Step 4: Fix up the default pom.xml

The default pom is set up for GAE version 1.7.5 so change the appengine.target.version property to 1.8.3 to pull in the latest GAE environment.

Step 5: Test out the basic war

One of the nice things about the skeleton-archetype is that it comes with appengine-maven-plugin already set up.  That gives us some maven goals that help make up for the lack of the GAE Eclipse plugin.

Right clicking on the project node, Run As, Maven Build…, set the goal to be appengine:devserver and then run it.

Boom!

As of the time of this writing there’s a problem:

[ERROR] Failed to execute goal com.google.appengine:appengine-maven-plugin:1.8.3:devserver (default-cli) on project mavengaetestproject: The plugin com.google.appengine:appengine-maven-plugin:1.8.3 requires Maven version 3.1.0 -> [Help 1]

Eclipse Kepler is running Maven 3.0.4 internally, and in one of those warning messages I never read on the Maven Installations configuration dialog it says “Note: Embedded runtime always used for dependency resolution…”.  Basically, by default, any Run As, Maven command is using Eclipse’s embedded Maven configuration.

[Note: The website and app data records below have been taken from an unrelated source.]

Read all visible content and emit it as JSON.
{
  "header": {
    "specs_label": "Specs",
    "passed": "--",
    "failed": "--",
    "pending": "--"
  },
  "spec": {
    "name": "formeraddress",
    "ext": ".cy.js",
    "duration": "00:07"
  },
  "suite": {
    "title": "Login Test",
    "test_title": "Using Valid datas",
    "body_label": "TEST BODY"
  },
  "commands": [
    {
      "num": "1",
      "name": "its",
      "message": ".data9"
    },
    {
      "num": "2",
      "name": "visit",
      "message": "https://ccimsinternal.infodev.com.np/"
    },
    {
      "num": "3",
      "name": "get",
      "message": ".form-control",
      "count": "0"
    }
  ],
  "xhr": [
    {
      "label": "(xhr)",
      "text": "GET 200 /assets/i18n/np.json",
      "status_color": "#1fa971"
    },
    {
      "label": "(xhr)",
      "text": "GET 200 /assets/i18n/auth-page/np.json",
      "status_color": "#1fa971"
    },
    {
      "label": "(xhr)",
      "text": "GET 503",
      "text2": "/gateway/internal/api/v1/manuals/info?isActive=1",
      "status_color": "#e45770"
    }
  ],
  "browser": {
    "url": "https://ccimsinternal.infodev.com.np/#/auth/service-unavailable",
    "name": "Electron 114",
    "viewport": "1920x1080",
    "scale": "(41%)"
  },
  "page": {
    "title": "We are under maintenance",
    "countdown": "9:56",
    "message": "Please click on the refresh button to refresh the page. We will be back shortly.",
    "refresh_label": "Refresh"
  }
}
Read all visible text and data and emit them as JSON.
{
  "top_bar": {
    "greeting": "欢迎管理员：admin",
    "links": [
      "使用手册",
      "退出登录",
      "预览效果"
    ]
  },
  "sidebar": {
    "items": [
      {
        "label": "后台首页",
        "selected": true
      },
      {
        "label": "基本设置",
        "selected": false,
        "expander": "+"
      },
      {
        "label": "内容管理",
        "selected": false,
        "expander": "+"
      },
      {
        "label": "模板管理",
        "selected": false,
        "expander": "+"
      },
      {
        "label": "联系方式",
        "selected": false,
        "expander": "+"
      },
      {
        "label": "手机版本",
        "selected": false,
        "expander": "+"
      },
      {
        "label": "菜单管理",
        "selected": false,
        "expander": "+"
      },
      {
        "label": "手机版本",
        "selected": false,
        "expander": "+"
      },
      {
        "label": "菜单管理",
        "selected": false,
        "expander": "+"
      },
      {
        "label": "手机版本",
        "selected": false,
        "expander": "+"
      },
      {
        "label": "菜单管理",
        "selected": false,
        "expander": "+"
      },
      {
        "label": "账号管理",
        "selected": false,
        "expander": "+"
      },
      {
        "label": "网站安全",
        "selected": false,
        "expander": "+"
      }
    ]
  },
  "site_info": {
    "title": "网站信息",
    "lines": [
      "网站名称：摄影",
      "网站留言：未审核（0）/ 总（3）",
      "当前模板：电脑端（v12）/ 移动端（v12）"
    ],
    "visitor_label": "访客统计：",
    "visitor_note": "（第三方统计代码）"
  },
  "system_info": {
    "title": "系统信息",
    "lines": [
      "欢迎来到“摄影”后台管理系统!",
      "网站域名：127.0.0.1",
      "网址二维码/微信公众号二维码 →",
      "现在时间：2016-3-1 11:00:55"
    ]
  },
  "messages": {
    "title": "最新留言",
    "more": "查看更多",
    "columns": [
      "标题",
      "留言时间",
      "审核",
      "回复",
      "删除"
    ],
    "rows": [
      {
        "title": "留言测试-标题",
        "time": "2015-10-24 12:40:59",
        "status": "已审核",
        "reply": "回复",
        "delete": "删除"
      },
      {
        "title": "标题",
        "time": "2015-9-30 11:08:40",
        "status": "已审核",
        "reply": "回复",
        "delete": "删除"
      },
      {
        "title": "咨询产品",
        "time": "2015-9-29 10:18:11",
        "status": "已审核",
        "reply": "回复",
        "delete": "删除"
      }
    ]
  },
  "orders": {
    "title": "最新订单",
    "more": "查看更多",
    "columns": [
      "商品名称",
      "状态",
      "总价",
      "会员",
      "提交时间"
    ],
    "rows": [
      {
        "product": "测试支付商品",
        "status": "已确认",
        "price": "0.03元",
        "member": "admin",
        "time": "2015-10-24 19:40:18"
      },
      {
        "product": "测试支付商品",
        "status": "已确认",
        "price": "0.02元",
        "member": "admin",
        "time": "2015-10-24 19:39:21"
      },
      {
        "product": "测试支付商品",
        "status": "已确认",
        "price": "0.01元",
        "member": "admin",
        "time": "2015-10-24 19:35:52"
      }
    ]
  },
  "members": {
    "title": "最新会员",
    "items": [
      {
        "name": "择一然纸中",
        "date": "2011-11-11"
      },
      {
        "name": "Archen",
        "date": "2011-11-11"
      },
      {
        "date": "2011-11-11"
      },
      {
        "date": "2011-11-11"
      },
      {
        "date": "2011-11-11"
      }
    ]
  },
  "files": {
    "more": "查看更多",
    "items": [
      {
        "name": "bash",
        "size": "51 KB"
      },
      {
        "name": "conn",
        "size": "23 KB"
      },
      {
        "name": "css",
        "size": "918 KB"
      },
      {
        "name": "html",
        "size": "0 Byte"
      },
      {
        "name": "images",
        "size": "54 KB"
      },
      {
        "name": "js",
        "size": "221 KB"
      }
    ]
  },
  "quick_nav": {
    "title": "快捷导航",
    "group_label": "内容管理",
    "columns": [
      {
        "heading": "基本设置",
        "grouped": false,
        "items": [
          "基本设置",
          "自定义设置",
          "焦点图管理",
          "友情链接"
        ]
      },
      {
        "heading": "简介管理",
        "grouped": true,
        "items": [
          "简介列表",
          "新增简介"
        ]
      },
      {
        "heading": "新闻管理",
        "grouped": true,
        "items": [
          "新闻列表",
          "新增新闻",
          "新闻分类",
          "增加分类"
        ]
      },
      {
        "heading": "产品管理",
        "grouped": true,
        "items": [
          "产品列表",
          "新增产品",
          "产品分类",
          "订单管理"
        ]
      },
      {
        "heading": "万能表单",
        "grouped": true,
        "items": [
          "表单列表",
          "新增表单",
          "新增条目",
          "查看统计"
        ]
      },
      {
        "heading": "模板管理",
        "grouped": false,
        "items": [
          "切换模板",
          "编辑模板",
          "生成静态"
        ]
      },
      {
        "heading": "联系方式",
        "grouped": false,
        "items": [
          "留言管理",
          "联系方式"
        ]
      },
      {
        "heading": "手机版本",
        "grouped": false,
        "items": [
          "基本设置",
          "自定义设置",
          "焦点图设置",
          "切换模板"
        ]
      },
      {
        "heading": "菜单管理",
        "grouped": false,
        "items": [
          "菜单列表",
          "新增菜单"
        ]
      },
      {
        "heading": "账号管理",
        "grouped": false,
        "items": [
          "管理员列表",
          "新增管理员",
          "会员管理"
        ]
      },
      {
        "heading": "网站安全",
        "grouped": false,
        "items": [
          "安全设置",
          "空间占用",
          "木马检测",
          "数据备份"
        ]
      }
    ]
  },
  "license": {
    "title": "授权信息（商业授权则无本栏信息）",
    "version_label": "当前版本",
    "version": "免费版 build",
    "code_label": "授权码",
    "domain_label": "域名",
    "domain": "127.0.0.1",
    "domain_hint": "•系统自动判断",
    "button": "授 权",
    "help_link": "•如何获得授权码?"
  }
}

This can be fixed by going into the Run As, Run Configurations… dialog and searching for DevAppServer, click on it. At the bottom there is a Maven Runtime combobox, select the external Maven entry.  Apply and then run.  This time it should work better.

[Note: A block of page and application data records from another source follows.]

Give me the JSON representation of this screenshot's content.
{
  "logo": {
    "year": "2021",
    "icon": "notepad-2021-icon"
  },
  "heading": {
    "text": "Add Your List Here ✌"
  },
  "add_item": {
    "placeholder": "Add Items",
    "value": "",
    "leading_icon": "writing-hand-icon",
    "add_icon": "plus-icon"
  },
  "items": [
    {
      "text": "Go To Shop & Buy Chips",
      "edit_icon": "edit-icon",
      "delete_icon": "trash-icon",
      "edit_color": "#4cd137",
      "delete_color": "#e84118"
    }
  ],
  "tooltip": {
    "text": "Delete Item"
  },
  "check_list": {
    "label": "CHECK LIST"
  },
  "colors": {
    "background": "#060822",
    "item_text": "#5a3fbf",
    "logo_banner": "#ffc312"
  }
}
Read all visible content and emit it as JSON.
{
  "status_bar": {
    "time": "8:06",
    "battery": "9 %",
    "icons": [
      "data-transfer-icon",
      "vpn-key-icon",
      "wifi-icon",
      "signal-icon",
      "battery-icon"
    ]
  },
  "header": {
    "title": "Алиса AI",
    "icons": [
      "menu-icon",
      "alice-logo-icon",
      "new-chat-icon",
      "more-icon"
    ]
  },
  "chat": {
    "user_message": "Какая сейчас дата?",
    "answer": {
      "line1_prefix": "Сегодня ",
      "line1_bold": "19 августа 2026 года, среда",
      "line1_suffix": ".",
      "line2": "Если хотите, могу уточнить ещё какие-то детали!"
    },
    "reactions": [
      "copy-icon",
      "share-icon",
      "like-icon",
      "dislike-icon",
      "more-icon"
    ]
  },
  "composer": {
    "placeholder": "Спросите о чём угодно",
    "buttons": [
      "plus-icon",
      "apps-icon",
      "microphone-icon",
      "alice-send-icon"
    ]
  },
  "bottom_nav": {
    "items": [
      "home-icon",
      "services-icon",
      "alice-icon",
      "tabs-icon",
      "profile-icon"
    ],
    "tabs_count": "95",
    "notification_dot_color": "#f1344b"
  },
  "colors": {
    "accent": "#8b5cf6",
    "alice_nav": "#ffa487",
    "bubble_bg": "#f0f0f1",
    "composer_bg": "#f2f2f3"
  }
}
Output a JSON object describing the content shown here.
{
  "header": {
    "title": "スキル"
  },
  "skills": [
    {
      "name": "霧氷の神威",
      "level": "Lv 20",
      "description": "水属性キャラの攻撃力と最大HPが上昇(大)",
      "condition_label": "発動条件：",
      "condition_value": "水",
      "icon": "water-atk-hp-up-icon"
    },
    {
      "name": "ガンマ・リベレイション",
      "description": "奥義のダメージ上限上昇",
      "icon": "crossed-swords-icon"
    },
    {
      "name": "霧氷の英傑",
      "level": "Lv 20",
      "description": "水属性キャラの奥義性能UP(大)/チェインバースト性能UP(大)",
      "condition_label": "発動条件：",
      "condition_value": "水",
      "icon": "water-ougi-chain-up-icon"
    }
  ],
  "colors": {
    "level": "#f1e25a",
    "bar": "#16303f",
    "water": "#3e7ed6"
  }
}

Open a browser to http://localhost:8080/_ah/admin to prove that its working.

One annoying side effect: killing the process inside the Eclipse console doesn’t seem to kill the real process so I have to manually kill it when I’m done testing.  Any suggestions on this would be welcome.

Conclusions

At this point we have a working GAE project that does nothing.  But, it is Maven-ized and working in Eclipse.  In the next post, I’ll pull Jersey in and make sure Maven and Jersey and everything are all working correctly.